And sank beneath the surface. Some thoughts raced through my mind.
What new dumb thing had I done? Would this be how I’d go?
How could I be so stupid? Have I hit a new low?
Someone cried “Man overboard!”, or something in Dominican.
There were not any ladders, or place to put my hands in.
Between the dock and rocking boat, I treaded frantically,
But nothing seemed to be working. I prayed “Please rescue me!”
So Garrett came to my rescue, and possibly saved my rear.
At least he saved my billfold, and more it would appear.
Someone threw a life rope, and dragged me up the side.
I almost lost my swimsuit, and therefore all my pride.
I sat there momentarily, unsure of what transpired.
I didn’t know that backpacks float, but hearing aids expire.
It wasn’t very pretty, I’m sure if you had seen it.
But it was pretty exciting, and I really, really mean it.
In the bigger picture, this wasn’t a big deal.
But at the time I wondered, if I’d had my last meal.
Melissa gave me comfort, on the way back home.
And I began to realize, that this could be a poem.
So if you think you don’t have friends, and you are sure you float,
Just throw your hands into the air, and fall off of a boat.
If someone comes to help you, grab hold his open hand.
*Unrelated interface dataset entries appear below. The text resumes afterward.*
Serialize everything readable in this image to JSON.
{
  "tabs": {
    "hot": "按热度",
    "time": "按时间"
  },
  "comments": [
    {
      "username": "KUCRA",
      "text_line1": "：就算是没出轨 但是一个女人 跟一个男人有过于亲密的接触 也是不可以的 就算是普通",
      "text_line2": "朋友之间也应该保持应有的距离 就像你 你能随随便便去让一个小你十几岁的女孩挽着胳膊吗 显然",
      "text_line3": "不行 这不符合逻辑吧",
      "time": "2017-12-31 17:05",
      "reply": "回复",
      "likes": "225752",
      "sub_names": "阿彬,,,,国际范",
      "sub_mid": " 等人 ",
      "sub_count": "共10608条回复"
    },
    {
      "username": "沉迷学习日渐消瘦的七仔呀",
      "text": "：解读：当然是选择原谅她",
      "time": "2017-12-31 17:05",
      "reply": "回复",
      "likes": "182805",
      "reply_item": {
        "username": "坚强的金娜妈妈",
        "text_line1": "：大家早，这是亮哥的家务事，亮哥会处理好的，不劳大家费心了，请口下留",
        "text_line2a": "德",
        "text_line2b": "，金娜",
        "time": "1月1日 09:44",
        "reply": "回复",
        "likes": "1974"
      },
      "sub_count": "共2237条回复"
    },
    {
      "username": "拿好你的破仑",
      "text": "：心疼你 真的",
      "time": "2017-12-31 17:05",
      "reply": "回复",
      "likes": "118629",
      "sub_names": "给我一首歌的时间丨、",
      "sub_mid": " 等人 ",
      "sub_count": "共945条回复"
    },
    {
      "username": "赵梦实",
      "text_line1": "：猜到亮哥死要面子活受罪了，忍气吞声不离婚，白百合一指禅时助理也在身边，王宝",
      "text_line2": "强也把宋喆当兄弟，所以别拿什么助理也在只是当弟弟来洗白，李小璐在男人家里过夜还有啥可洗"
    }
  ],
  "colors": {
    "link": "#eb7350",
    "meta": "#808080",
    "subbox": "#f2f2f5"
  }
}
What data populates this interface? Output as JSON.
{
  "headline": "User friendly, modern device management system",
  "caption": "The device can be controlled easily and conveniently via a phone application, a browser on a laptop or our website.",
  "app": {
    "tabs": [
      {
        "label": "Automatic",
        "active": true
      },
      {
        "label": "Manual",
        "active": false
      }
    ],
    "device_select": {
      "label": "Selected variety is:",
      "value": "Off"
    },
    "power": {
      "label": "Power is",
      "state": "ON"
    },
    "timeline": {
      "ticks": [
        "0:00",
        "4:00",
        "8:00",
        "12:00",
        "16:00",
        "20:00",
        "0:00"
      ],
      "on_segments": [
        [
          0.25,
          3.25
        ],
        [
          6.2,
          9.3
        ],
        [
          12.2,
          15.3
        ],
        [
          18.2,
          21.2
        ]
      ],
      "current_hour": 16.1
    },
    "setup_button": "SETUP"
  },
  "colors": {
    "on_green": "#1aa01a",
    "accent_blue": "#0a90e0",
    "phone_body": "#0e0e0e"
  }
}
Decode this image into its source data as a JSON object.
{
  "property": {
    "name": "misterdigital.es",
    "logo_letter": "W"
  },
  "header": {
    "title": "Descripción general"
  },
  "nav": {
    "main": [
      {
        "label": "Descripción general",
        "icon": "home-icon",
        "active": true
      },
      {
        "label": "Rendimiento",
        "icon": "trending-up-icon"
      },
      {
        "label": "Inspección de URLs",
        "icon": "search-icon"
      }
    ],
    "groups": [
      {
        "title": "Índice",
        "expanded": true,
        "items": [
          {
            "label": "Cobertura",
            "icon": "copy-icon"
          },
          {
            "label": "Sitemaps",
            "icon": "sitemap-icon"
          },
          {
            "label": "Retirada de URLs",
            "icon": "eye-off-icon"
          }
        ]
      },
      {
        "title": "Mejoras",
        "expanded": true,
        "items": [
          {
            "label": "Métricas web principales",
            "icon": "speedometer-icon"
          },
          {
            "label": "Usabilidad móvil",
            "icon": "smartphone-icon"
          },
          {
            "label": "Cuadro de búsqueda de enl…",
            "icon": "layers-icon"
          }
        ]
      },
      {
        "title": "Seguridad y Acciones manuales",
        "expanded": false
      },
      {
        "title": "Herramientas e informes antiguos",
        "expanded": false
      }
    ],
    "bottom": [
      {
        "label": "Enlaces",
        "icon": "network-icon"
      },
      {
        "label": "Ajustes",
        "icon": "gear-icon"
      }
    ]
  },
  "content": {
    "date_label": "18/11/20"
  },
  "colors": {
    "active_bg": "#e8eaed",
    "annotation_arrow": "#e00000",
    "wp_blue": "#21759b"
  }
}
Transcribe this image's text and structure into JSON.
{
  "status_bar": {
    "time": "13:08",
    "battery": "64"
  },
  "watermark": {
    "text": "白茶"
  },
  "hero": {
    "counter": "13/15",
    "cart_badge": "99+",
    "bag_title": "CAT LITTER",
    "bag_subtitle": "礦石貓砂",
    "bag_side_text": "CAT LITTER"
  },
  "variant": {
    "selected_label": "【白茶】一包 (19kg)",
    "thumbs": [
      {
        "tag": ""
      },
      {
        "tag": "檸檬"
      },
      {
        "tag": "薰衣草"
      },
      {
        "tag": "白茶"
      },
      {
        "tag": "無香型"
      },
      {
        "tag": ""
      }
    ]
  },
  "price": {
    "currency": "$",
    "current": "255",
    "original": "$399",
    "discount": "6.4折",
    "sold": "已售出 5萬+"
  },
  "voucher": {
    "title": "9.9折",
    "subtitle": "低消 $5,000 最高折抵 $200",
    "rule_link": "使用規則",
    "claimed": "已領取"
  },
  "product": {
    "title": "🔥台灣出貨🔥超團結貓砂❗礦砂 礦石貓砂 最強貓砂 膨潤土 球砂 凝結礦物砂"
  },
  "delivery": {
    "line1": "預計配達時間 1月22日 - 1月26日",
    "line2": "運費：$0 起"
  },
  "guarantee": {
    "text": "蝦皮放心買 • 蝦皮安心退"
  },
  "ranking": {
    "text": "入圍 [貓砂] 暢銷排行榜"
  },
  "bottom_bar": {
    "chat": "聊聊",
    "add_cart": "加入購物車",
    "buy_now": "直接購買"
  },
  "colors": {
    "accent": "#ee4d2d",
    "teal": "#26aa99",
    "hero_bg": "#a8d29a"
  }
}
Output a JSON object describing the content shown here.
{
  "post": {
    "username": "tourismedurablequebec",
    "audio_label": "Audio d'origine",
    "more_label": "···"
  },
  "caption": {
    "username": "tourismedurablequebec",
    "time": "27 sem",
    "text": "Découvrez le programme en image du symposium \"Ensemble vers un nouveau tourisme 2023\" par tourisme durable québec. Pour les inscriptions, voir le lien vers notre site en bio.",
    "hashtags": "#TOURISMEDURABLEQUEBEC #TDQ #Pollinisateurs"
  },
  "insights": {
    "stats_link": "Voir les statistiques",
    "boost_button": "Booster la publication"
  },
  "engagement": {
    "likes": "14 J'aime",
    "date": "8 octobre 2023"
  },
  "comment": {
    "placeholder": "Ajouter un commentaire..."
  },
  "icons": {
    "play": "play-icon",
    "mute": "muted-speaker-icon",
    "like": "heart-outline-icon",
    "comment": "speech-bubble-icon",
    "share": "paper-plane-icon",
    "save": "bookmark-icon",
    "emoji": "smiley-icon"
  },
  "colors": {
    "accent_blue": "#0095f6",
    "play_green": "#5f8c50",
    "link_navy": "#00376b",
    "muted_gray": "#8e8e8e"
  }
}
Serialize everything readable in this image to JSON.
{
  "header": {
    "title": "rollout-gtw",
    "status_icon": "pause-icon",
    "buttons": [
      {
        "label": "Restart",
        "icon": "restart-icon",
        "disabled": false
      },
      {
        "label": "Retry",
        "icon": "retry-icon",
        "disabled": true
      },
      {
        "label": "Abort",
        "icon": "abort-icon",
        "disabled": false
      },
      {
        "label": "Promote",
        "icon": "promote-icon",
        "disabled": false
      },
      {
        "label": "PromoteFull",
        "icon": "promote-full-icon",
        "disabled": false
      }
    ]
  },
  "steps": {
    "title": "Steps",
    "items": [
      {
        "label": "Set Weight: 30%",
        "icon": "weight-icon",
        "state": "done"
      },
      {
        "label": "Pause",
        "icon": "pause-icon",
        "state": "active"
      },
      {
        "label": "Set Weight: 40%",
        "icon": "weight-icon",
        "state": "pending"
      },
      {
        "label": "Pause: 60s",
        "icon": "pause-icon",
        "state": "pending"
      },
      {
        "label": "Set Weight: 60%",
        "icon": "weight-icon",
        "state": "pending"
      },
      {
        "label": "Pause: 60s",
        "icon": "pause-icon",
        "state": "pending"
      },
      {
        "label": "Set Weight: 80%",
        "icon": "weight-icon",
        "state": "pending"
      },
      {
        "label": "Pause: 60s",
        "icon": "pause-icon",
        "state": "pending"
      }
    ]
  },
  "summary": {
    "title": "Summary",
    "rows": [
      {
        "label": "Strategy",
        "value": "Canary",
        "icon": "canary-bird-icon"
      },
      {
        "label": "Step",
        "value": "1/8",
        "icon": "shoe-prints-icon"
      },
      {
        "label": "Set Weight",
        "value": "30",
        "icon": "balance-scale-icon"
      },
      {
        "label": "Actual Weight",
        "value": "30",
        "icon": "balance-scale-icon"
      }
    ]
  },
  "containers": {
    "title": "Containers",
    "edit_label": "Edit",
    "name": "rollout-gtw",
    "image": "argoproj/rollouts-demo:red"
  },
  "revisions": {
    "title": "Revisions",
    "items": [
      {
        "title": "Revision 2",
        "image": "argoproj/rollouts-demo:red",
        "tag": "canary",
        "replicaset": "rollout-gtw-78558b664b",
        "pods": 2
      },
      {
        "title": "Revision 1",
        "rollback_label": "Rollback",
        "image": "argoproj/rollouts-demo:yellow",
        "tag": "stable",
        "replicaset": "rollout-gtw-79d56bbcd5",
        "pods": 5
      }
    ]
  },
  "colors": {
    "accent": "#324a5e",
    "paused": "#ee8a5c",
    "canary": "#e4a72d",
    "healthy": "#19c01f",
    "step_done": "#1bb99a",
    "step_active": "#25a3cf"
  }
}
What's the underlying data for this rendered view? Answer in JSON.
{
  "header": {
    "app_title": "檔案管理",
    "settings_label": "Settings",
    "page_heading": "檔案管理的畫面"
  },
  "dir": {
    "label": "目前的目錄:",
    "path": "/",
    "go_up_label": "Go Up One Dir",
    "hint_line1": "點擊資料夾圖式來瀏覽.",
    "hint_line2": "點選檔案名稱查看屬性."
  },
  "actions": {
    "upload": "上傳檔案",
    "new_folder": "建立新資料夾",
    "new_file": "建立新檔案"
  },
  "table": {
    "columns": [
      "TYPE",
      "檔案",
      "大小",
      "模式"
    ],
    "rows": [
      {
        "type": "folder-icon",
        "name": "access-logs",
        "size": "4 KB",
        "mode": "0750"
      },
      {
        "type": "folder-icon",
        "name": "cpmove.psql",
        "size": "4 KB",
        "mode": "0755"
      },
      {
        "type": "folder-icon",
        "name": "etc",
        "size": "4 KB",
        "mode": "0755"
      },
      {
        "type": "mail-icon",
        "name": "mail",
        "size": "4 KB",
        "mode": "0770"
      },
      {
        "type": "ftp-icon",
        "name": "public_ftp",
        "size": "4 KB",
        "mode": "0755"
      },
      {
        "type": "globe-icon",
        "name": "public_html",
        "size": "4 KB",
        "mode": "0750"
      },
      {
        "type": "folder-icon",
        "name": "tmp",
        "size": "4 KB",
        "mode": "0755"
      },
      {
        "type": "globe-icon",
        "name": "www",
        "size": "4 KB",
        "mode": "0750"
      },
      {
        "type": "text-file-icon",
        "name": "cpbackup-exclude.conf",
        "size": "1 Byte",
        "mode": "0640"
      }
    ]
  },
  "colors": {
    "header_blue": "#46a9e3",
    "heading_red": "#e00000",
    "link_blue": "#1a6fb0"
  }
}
You need to accept help at times, and God loves every man.
Everything’s dried out now, and I’m no worse for wear.
There is no lasting damage, but memories are there.
And bad days at the beach are rare, so here’s some food for thought:
No matter how bad the beach is; going to work it’s not.
And also remember these valuable tips:
As there’s many a slip twixt the cup and the lips,
There’s many a slip twixt the dock and the ship.